The idea seems preposterous on the surface. Frank Gore has been the face of the San Francisco 49ers franchise for the better part of the past decade. The franchise’s all-time leading rusher with 11,073 yards is coming off his eighth 1,000-yard season in nine years. He’s a borderline Hall of Famer and has suggested that he wants to finish his career in the red and gold.
So why even entertain the idea of letting him walk in free agency?
As much as we want to believe that loyalty matters in the professional sports world, its importance is probably right up there with what brand trash cans teams use in their locker room. We have seen it over and over again. Both athletes and the teams they play for expect loyalty from the other side, but fail to show it on their end. Heck, some of the most successful franchises in the recent history of the league are among the most cutthroat in the NFL.
Look at the New England Patriots, who are on the verge of releasing Vince Wilfork after he provided the team with years of tremendous play. What about Anquan Boldin being jettisoned from the Baltimore Ravens after leading the team to a Super Bowl title back in 2012? Heck, even Dez Bryant has recently questioned the loyalty of his Dallas Cowboys.
All sides may talk about loyalty, but it’s all about sustainability and creating the best possible opportunity of success moving forward. And no matter the respect San Francisco’s front office may have for Frank Gore, it’s time that it moves on from the near 32-year-old running back.
There are multiple reasons for this.
Gore’s lack of production in big games recently has to be a bit worrisome to the brass in Santa Clara. In his last three games against the division-rival Seattle Seahawks, Gore has put up a total of 71 yards on 32 attempts for an average of 2.2 yards per attempt. It’s not a coincidence that the 49ers averaged nine points per game in those three games. Gore may have success against some of the lesser run defense. See the over 300 yards he put up against the San Diego Chargers and Arizona Cardinals in the team’s final two games of the 2014 season. However, he simply hasn’t provided the necessary spark against some of the best defenses the league has to offer.
The cut-off point in terms of consistent success for some of the top running backs around the NFL seems to be about 2,500 rush attempts. Sure you have your Emmitt Smith’s of the world who still put up huge numbers after 3,000 rush attempts, but that’s an exception to the rule. A recent example of a running back with the same running style as Gore would be Atlanta Falcons veteran Steven Jackson, who himself started slowing down once he hit that 2,500 attempt plateau. Other recent examples include Eddie George, Jamal Lewis and Edgerrin James—three of the top running backs of the modern era.
Then you the roster dynamics in San Francisco.
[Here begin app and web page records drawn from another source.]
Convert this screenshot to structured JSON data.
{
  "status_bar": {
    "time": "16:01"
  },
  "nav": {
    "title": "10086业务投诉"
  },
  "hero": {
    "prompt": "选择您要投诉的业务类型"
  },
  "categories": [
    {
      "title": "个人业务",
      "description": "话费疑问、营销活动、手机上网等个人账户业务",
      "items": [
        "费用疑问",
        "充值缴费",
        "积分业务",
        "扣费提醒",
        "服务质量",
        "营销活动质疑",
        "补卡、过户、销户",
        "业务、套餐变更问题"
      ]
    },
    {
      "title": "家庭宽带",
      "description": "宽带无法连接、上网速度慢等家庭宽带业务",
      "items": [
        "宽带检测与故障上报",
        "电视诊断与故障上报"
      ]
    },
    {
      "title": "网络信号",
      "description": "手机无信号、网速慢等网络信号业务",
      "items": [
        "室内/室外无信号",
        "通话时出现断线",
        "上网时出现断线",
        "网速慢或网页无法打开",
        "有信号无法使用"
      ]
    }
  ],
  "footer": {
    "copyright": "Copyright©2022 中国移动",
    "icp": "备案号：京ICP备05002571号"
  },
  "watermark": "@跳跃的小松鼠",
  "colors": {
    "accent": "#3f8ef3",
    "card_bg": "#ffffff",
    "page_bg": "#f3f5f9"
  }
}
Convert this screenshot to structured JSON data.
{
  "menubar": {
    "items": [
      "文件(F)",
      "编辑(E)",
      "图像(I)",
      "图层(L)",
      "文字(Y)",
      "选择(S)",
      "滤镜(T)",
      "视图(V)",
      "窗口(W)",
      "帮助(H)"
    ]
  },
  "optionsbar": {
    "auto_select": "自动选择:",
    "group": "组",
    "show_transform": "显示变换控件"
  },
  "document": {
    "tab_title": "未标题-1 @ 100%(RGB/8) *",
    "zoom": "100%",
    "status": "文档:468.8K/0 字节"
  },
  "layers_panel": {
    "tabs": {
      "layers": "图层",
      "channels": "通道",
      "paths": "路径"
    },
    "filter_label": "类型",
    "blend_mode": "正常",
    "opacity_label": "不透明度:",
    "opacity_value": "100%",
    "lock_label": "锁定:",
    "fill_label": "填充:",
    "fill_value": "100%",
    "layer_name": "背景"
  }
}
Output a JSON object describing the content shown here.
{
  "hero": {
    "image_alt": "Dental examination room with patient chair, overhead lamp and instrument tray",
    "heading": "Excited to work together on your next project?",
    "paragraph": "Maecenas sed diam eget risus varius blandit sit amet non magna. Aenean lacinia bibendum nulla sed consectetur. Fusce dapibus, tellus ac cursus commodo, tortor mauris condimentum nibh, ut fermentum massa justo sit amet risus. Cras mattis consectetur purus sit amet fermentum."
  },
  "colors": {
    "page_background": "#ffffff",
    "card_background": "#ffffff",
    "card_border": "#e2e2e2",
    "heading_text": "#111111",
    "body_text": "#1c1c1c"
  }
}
The team selected former Ohio State standout Carlos Hyde in the second round of the 2014 draft and view him to be the long-term solution at running back. Hyde averaged four yards per attempt in substantial playing time (83 attempts) behind Gore as a rookie. Much like Gore, the young running back also fits San Francisco’s down-hill rushing scheme to a T. Even if the 49ers were to go to a zone-blocking scheme under new offensive line coach Chris Foerster, Hyde has the athleticism to make it work. In addition to Hyde, San Francisco retained injured running back Kendall Hunter on an extension this past regular season. Despite recent injury issues, Hunter is averaging 4.6 yards per attempt in his career and is seen as a solid complimentary running back.
This doesn’t even take into account the tendency in San Francisco to select a running back in every draft. Since selecting Glen Coffee in the third round of the 2009 draft, the 49ers have picked a running back each season. Anthony Dixon (2010), Kendall Hunter (2011), LaMichael James (2012), Marcus Lattimore (2013) and Carlos Hyde (2014). It doesn’t take a genius to realize the trend here. There’s a strong likelihood that San Francisco will once against draft a running back in 2015. If that’s the case, there might not be any room on the roster for a 32-year-old running back with nearly 2,800 total touches under his belt.
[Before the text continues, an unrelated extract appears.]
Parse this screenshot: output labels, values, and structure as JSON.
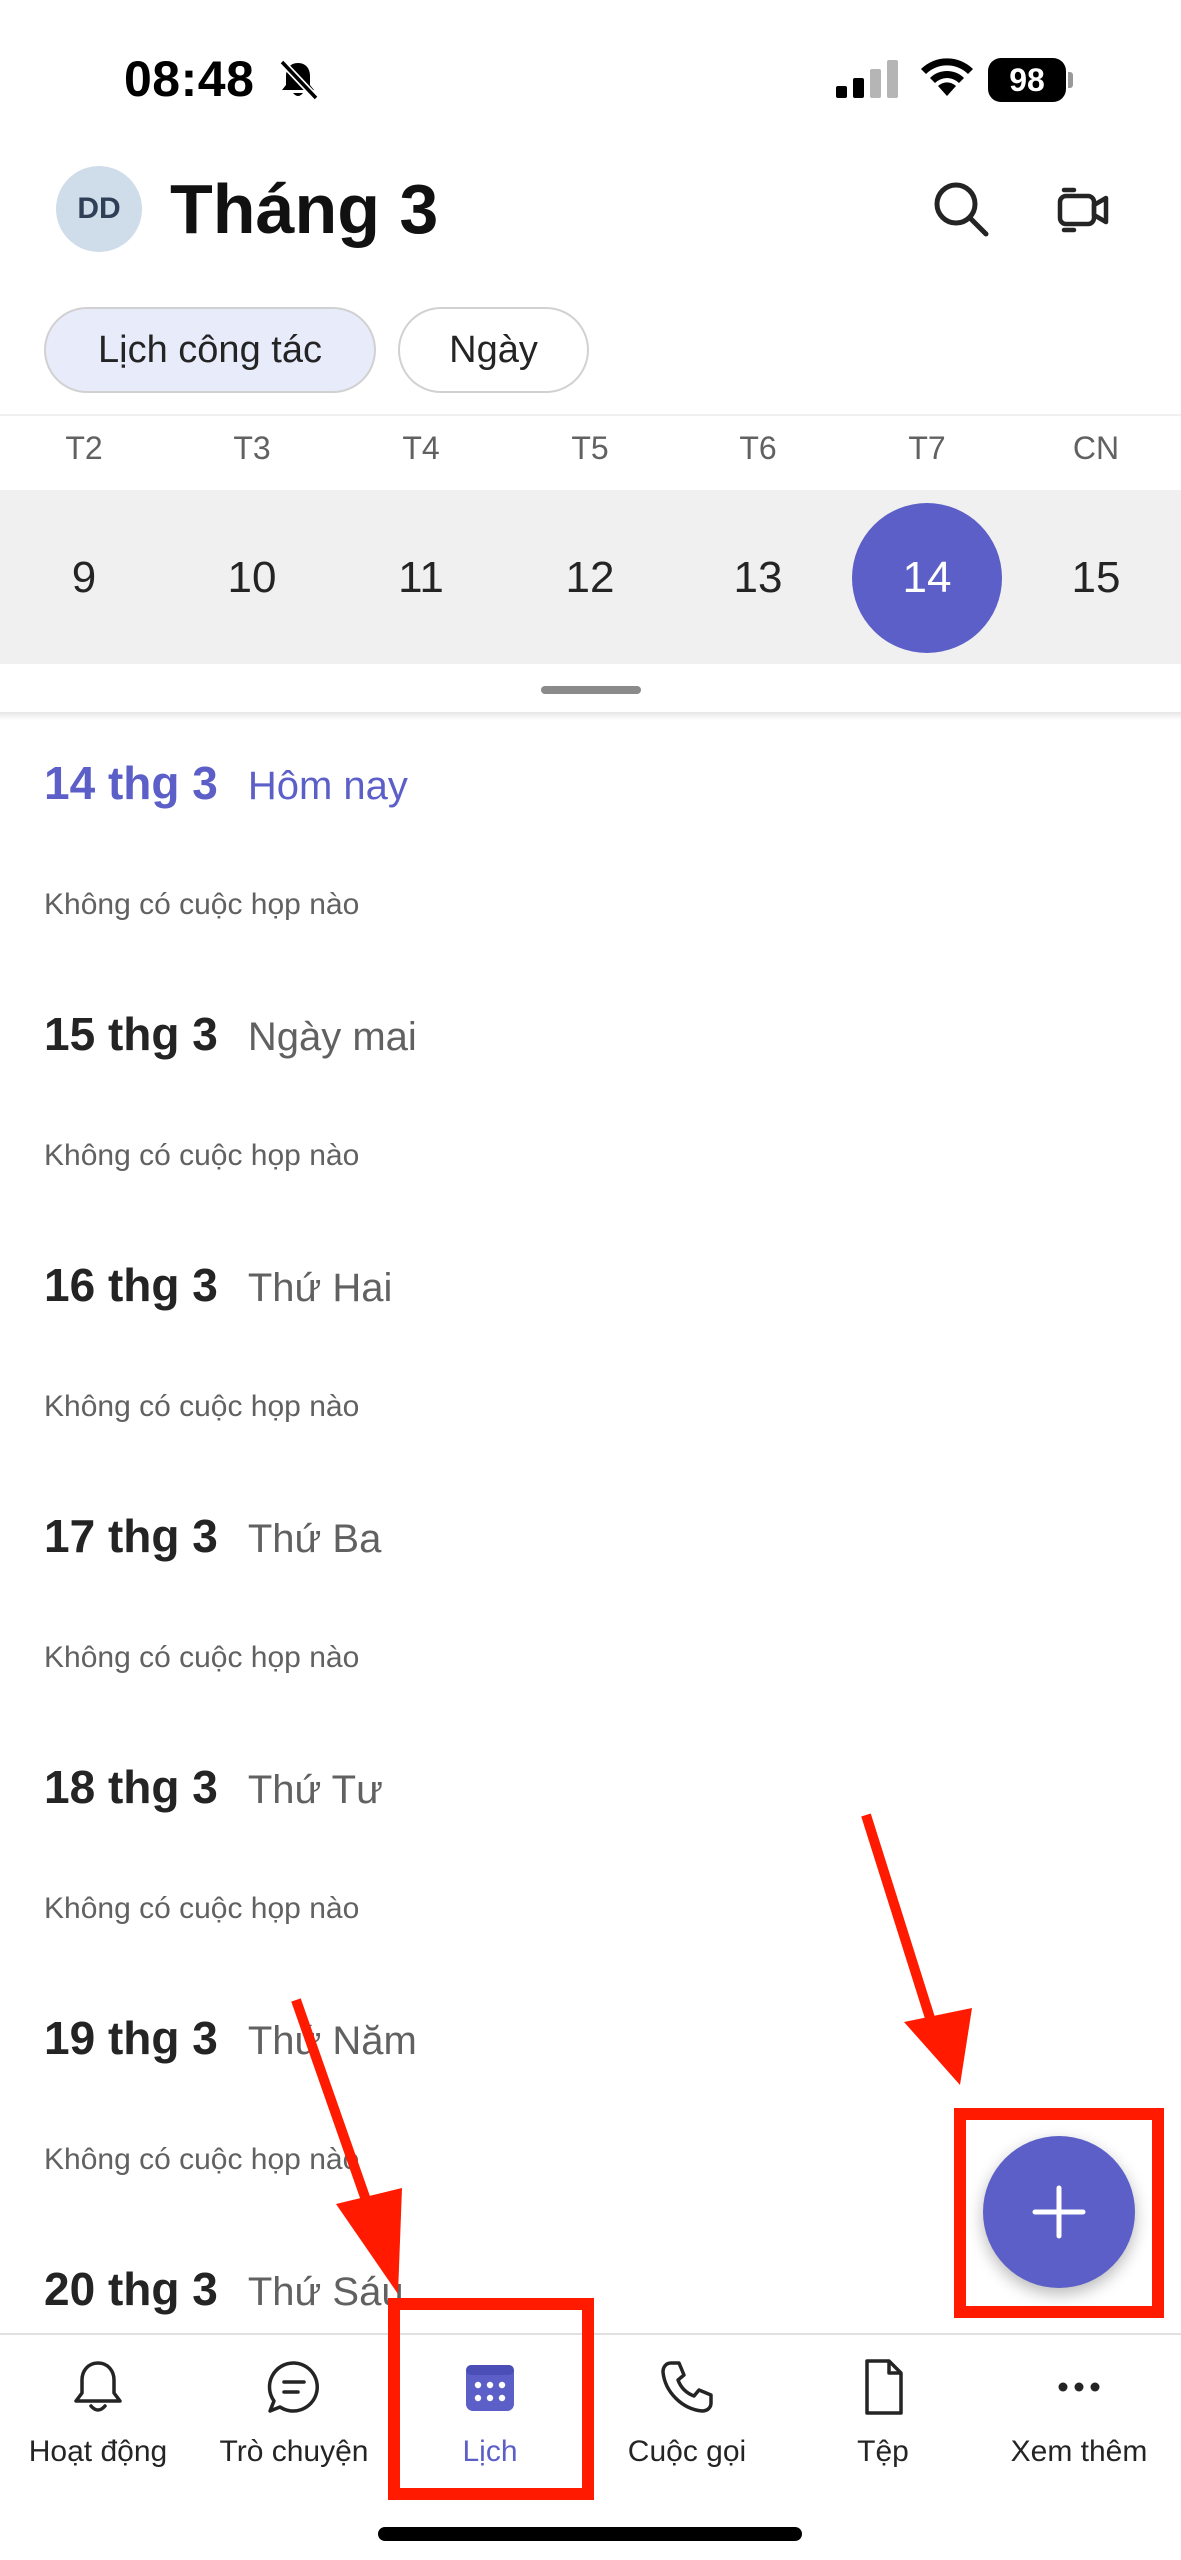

Then you have San Francisco’s cap situation—currently just below the threshold entering free agency. With a ton of internal free agents and the potential of actually making a rare trek into the open market, general manager Trent Baalke and company simply might not be able to throw starter-caliber money at Gore.
A lot has been made about the dysfunction in Santa Clara since the team “mutually parted ways” with former head coach Jim Harbaugh. And for good reason. The criticism this front office has received was brought on by the actions of the front office itself. However, there should be no real criticism directed at this regime should it decide to let Gore walk in free agency. And no matter how hard it might be for fans to see Gore in another uniform next season, that might be the ideal scenario for both parties.
Photo: USA Today